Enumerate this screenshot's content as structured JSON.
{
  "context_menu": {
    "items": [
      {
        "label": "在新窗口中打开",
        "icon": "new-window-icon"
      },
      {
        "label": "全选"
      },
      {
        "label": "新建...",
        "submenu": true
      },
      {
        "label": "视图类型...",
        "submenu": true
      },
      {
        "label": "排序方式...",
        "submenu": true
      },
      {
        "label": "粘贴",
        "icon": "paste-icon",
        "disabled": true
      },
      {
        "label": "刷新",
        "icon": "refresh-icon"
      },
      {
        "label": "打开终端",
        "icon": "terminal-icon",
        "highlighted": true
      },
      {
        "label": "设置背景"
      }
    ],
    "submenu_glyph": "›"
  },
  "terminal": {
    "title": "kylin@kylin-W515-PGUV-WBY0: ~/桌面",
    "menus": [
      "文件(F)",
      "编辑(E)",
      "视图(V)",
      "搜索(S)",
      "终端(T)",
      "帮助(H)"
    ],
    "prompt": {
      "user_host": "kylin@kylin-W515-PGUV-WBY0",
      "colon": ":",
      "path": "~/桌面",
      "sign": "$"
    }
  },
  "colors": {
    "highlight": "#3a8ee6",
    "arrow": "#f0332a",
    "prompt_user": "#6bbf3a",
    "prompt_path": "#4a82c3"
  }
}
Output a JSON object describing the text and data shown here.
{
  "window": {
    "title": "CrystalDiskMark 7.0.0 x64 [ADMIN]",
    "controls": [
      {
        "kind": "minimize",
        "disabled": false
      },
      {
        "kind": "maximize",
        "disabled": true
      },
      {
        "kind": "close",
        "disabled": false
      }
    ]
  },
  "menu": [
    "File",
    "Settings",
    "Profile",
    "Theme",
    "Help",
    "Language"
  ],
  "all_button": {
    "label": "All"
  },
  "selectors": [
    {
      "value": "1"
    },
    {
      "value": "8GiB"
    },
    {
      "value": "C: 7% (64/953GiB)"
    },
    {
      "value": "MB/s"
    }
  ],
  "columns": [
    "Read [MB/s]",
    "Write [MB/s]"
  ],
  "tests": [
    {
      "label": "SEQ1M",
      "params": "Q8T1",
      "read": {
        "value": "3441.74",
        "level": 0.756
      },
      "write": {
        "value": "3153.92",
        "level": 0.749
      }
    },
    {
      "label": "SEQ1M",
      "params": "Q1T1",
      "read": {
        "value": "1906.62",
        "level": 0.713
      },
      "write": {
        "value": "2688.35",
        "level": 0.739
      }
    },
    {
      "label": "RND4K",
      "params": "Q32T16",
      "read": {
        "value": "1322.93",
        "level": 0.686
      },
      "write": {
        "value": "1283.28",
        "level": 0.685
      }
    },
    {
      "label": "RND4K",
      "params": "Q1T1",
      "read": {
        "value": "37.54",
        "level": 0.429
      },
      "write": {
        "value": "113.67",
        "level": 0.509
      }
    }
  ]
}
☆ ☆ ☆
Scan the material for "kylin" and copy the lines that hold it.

Answer below =
    "title": "kylin@kylin-W515-PGUV-WBY0: ~/桌面",
      "user_host": "kylin@kylin-W515-PGUV-WBY0",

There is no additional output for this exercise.